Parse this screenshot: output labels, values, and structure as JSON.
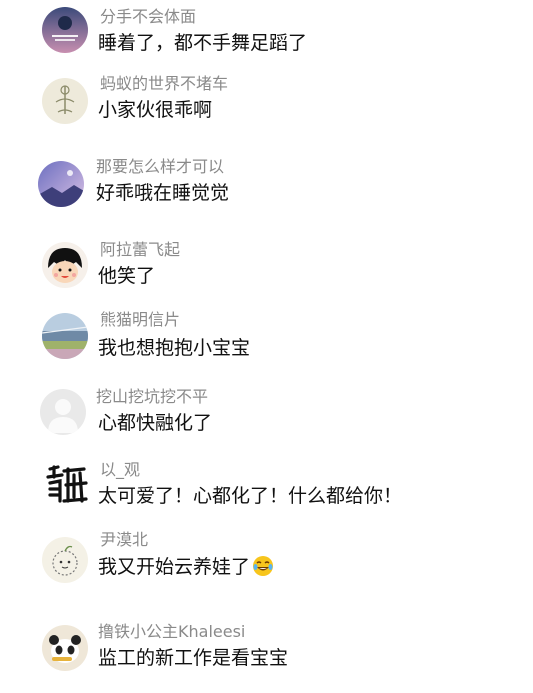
{
  "comments": [
    {
      "username": "分手不会体面",
      "text": "睡着了，都不手舞足蹈了",
      "avatar": "night-poster-avatar"
    },
    {
      "username": "蚂蚁的世界不堵车",
      "text": "小家伙很乖啊",
      "avatar": "sketch-avatar"
    },
    {
      "username": "那要怎么样才可以",
      "text": "好乖哦在睡觉觉",
      "avatar": "purple-sky-avatar"
    },
    {
      "username": "阿拉蕾飞起",
      "text": "他笑了",
      "avatar": "cartoon-girl-avatar"
    },
    {
      "username": "熊猫明信片",
      "text": "我也想抱抱小宝宝",
      "avatar": "landscape-avatar"
    },
    {
      "username": "挖山挖坑挖不平",
      "text": "心都快融化了",
      "avatar": "default-user-avatar"
    },
    {
      "username": "以_观",
      "text": "太可爱了！心都化了！什么都给你！",
      "avatar": "calligraphy-avatar"
    },
    {
      "username": "尹漠北",
      "text": "我又开始云养娃了",
      "avatar": "doodle-avatar",
      "emoji": "laughing-tears-emoji"
    },
    {
      "username": "撸铁小公主Khaleesi",
      "text": "监工的新工作是看宝宝",
      "avatar": "panda-avatar"
    }
  ]
}
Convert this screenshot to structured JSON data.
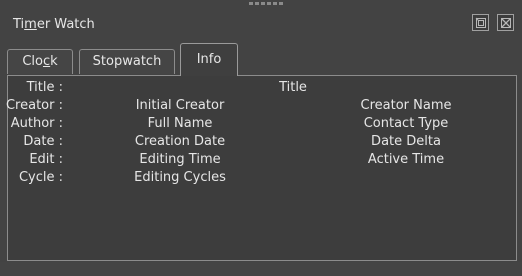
{
  "window": {
    "title_before": "Ti",
    "title_underlined": "m",
    "title_after": "er Watch",
    "float_icon": "float-window-icon",
    "close_icon": "close-window-icon"
  },
  "tabs": [
    {
      "label_before": "Clo",
      "label_underlined": "c",
      "label_after": "k",
      "active": false
    },
    {
      "label": "Stopwatch",
      "active": false
    },
    {
      "label": "Info",
      "active": true
    }
  ],
  "info": {
    "title_row": {
      "label": "Title :",
      "value": "Title"
    },
    "rows": [
      {
        "label": "Creator :",
        "col2": "Initial Creator",
        "col4": "Creator Name"
      },
      {
        "label": "Author :",
        "col2": "Full Name",
        "col4": "Contact Type"
      },
      {
        "label": "Date :",
        "col2": "Creation Date",
        "col4": "Date Delta"
      },
      {
        "label": "Edit :",
        "col2": "Editing Time",
        "col4": "Active Time"
      },
      {
        "label": "Cycle :",
        "col2": "Editing Cycles",
        "col4": ""
      }
    ]
  },
  "colors": {
    "background": "#434343",
    "content_background": "#3d3d3d",
    "border": "#8c8c8c",
    "text": "#e6e6e6"
  }
}
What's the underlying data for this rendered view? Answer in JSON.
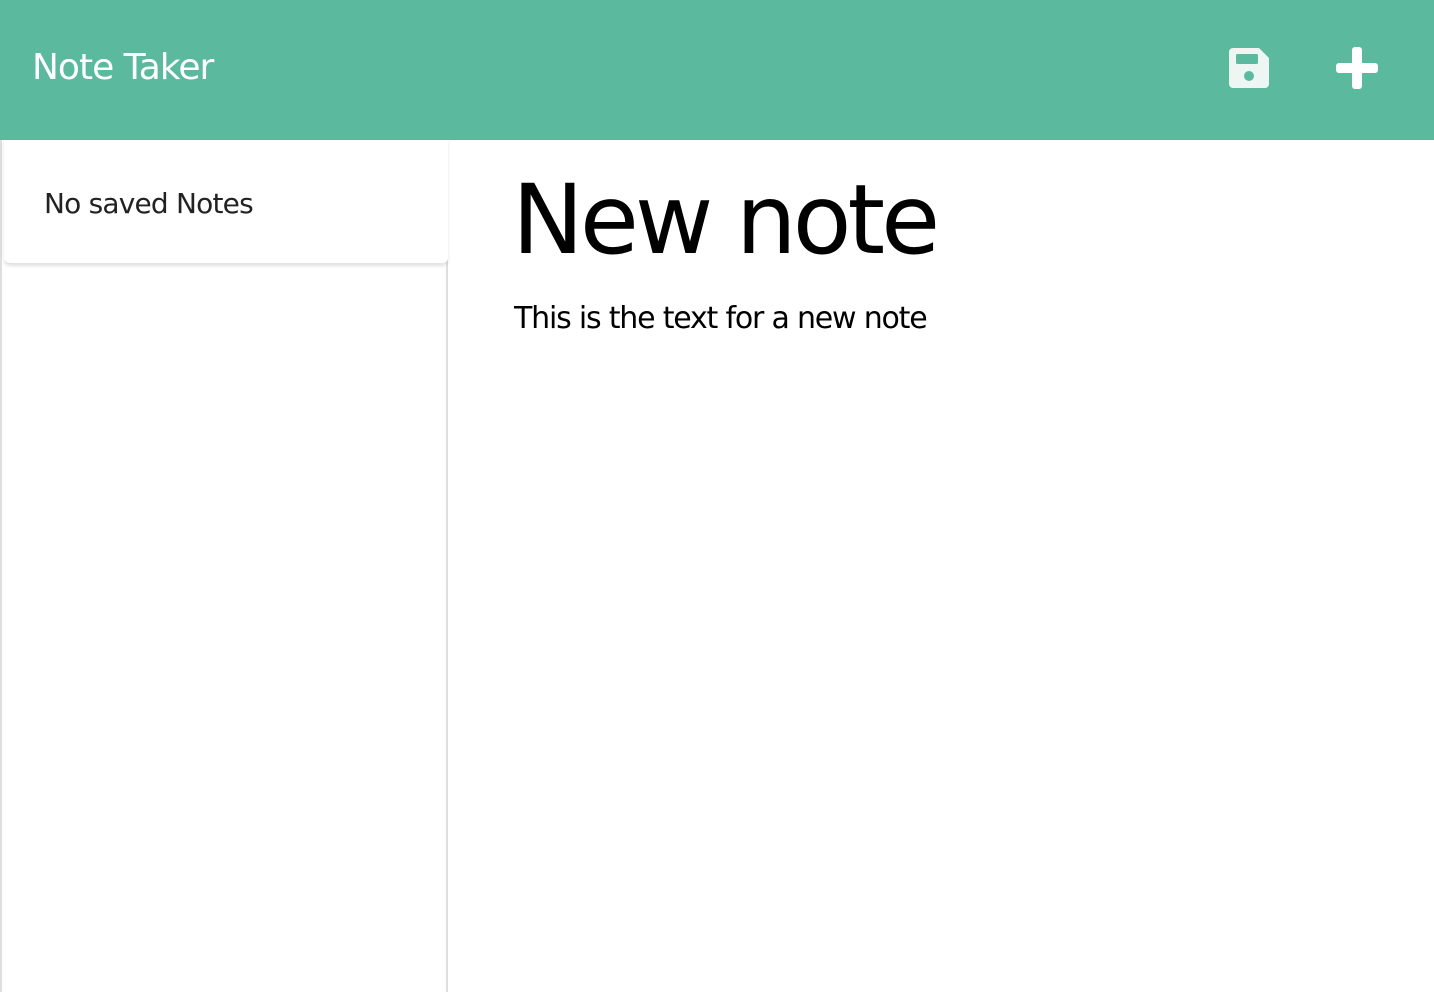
{
  "app": {
    "title": "Note Taker"
  },
  "toolbar": {
    "save_icon": "floppy-disk-icon",
    "new_icon": "plus-icon",
    "icon_color": "#ffffff"
  },
  "sidebar": {
    "empty_message": "No saved Notes"
  },
  "note": {
    "title": "New note",
    "text": "This is the text for a new note"
  },
  "colors": {
    "navbar": "#5bba9d",
    "text": "#000000"
  }
}
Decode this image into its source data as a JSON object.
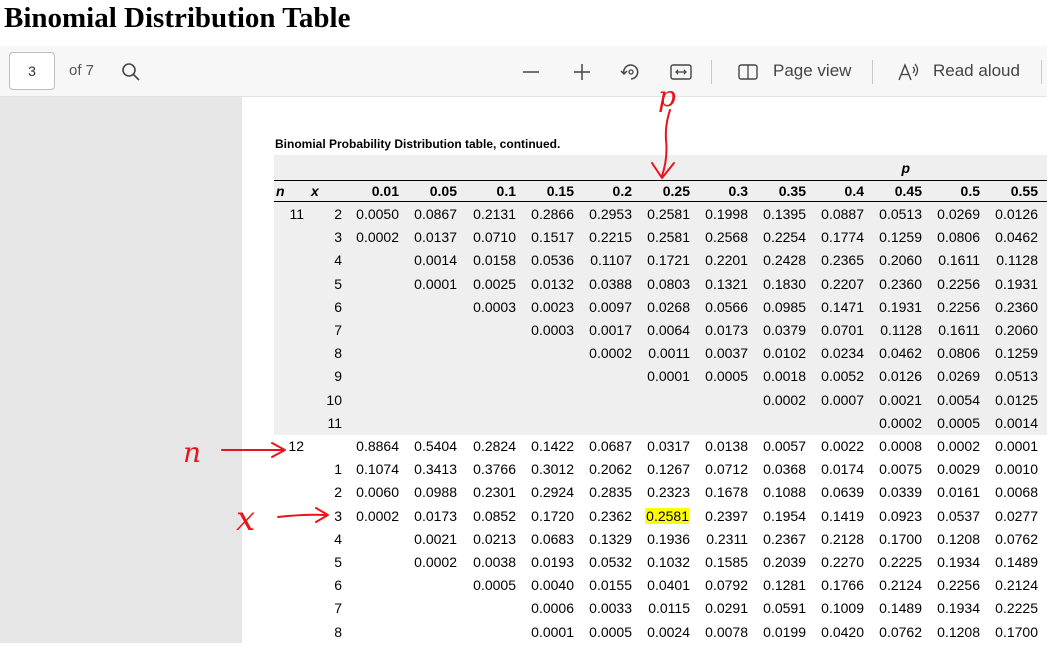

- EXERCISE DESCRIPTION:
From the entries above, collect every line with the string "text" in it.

- SOLUTION FOR THIS EXERCISE:
      "text": "睡着了，都不手舞足蹈了",
      "text": "小家伙很乖啊",
      "text": "好乖哦在睡觉觉",
      "text": "他笑了",
      "text": "我也想抱抱小宝宝",
      "text": "心都快融化了",
      "text": "太可爱了！心都化了！什么都给你！",
      "text": "我又开始云养娃了",
      "text": "监工的新工作是看宝宝",
    "text": "#e6e6e6"
    "text": "This is the text for a new note"
    "text": "#000000"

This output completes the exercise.